The next 4-5 hours are a lot of blurry moments with some vivid memories.
The blue lights, the questions, the phone call to my mother and her screams when I told her, the arrival of my parents and our utter disbelief and confusion, and the police and coroner telling me I needed to leave while they removed his body.
I was confused but I clearly recall stating that I was with him when he made his first trip here at birth and I’d be damned if I didn’t watch him take his final trip from here as well.
Everyone may have tried to convince me to leave, but I held firm. Darian nor I ever did much of anything we didn’t want to do.
So as they took my only child in a body bag out the front door and decided to transfer him in the neighbors’ driveway to make things “easier,” I remained steadfast and determined. I was going to be there and watch him take his final drive out of his neighborhood.
And I did just that.
I walked out of the garage and stood at the bottom of our driveway sobbing silently (I think) until the tail lights of the coroner van turned the corner and disappeared.
I will never forget that moment or regret it because I love him and no one was going to stop me from being there.

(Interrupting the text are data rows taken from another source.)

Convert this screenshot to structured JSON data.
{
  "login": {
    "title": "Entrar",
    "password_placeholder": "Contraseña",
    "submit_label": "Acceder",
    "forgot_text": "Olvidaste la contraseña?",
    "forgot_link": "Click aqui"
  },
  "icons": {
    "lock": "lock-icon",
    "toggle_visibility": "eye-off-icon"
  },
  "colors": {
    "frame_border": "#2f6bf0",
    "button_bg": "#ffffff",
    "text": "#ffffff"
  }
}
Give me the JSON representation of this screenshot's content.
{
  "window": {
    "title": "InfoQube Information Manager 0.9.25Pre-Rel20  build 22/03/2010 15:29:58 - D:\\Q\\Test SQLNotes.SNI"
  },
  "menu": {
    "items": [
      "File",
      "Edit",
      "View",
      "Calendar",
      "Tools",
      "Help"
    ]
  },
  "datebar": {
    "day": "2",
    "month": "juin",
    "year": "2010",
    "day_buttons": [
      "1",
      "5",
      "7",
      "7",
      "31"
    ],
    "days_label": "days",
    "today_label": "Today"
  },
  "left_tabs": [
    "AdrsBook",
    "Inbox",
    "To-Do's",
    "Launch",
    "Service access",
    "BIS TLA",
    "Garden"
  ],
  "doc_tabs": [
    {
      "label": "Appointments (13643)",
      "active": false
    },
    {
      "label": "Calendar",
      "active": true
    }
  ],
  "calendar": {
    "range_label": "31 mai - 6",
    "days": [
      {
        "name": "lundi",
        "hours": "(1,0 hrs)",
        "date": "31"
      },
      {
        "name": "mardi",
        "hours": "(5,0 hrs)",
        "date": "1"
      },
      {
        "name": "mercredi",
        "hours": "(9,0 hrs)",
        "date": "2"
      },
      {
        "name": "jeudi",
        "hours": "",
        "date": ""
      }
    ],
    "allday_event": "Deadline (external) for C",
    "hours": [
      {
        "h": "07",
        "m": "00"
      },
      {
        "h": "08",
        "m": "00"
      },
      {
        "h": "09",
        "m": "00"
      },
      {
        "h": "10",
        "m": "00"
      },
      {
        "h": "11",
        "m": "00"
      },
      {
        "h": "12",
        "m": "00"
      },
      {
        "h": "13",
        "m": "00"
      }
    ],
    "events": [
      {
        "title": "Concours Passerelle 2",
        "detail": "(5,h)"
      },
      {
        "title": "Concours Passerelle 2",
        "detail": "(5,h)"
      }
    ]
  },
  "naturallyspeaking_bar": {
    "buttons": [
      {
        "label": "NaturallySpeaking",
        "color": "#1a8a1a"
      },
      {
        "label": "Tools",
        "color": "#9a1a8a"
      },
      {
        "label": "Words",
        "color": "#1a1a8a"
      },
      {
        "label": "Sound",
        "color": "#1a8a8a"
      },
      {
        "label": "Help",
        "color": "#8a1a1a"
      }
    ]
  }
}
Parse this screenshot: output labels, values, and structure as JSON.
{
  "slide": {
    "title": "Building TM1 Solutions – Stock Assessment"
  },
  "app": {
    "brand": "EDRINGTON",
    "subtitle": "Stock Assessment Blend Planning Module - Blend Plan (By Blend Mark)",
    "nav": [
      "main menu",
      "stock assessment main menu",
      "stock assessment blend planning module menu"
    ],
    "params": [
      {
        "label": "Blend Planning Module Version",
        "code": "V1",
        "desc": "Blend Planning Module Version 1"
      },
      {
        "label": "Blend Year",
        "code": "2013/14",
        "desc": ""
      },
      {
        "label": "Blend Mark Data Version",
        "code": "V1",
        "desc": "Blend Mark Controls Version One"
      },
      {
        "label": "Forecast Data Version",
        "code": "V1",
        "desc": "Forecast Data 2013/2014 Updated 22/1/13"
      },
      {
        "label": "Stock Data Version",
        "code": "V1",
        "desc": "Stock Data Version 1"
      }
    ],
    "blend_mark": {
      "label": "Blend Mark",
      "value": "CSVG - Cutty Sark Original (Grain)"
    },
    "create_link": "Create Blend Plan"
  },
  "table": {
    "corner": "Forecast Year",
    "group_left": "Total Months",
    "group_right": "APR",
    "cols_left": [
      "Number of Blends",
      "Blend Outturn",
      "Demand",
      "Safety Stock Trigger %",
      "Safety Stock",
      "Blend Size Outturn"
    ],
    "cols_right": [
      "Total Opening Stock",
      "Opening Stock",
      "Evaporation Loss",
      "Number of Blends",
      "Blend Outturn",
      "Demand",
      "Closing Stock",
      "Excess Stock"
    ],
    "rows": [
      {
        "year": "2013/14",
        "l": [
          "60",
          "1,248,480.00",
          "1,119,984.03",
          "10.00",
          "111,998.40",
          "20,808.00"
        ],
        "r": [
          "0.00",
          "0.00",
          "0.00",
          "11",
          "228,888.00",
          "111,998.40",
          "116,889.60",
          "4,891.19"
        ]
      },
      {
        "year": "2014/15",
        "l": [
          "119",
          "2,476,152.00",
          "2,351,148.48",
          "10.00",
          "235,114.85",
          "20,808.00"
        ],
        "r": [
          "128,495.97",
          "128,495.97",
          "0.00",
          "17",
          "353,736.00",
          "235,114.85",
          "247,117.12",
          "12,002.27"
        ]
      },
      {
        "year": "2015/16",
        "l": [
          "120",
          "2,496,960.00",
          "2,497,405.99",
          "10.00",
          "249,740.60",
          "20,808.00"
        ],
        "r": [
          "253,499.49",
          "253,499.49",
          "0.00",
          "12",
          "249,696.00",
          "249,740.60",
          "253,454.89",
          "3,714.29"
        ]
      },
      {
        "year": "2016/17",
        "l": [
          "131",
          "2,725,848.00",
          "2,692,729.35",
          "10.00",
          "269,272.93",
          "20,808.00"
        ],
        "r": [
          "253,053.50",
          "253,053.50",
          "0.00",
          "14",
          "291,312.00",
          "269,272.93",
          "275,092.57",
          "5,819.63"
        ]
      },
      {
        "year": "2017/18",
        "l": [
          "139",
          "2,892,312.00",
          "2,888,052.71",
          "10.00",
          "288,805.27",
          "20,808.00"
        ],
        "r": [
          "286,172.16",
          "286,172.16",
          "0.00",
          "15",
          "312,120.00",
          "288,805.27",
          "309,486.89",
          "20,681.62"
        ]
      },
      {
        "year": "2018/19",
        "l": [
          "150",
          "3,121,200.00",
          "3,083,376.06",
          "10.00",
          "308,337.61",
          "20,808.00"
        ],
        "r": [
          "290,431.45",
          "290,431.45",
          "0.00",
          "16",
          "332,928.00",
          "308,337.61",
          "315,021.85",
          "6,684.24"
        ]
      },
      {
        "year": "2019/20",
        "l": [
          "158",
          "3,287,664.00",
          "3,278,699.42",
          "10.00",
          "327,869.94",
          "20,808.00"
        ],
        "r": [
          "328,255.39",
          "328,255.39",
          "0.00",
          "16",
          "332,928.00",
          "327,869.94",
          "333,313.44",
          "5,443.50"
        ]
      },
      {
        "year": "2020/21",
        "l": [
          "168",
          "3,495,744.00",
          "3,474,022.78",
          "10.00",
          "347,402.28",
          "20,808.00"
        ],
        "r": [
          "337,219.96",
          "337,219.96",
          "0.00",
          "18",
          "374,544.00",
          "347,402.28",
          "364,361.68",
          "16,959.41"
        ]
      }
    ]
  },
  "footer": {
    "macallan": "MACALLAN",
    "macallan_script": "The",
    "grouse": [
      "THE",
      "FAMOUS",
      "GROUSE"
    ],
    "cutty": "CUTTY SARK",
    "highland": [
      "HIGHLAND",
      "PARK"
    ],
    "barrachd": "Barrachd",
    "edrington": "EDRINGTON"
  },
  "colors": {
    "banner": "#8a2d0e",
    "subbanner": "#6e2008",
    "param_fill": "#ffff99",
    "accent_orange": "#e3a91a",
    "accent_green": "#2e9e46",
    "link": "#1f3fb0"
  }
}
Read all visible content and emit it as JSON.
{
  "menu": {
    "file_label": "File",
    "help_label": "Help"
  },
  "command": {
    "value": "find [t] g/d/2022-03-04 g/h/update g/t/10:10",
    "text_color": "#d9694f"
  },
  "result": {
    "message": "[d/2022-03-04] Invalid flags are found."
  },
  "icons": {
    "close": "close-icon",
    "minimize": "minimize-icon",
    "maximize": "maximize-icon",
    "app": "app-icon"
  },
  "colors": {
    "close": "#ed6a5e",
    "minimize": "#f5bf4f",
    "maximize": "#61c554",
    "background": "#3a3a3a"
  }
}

I was there for all his life adventures, and I wasn’t going to stop being there that night either.
As much heartbreak as I felt that moment, the next few days were worse. All I knew was he was at the morgue, cold, all alone, and I hated the thought every second he was there.
The next few days are very much blurred, but I’ve been told I was all business and handled things “like a champ.” I don’t recall much, but I’m sure I did because I am his mother and that is my job.
I couldn’t bury him for my own reasons, so I chose cremation and a few days later I went and picked him up in a beautiful urn and brought him right back to the safest place he’s ever known, for the second time for this next phase of our journey as mother and son.
Here I am, six months later. I find the sun continues to rise every morning.
I still have a career to maintain, and friends and family checking in has become less frequent as time goes by.
Everyone’s life goes on as it’s supposed to and mine remains stuck in a previous time.
The present is so foreign and unknown that I am learning to navigate every day like a child on training wheels.
Like Darian lived his life, I am living life on my terms as well now with no excuses to anyone. Every single day I pat his urn and tell him good morning and good night.
Sometimes I tell him he’s a jackass for leaving me all alone, but I know he finds it a term of endearment, as we shared the same warped sense of humor.
I’m sure he appreciates it.
I take him in part on a necklace around my neck to every new experience I have, hoping somehow he’s able to experience it with me in some way.
I am finally turning a corner and finding some happy moments in each day, but I miss him constantly.
His birth changed me forever.
His life changed my perspective and views thanks to his wisdom and incredible heart.
His leaving has changed me forever in ways I am still trying to figure out, but I am sure it will make me a better person.
I have been humbled by this experience, but also empowered by the strength it takes to get up every day and the overwhelming feeling of pride and love I feel for my son.
The hard fact is I didn’t choose this for him, but he made this choice and I have always and still remain strong in respecting and supporting him.
That doesn’t stop just because I don’t agree or understand this particular choice he made, as there were many that I didn’t understand over the course of his life.
The bottom line is there’s no need for awkwardness or concern over saying his name. I welcome it because I talk about him all the time, as any doting parent does.
That hasn’t changed just because of this situation.
I am proud of him and will always be proud of him.
I am his mother.
Briana Morgan is a CPA and received her Bachelors from the University of South Carolina and her MBA from Clemson University. She is the mother of one son, Darian Shadoe Shafer, who will always be her greatest achievement. She resides in Greer, South Carolina with Darian in spirit and his German Shepherd, Remi.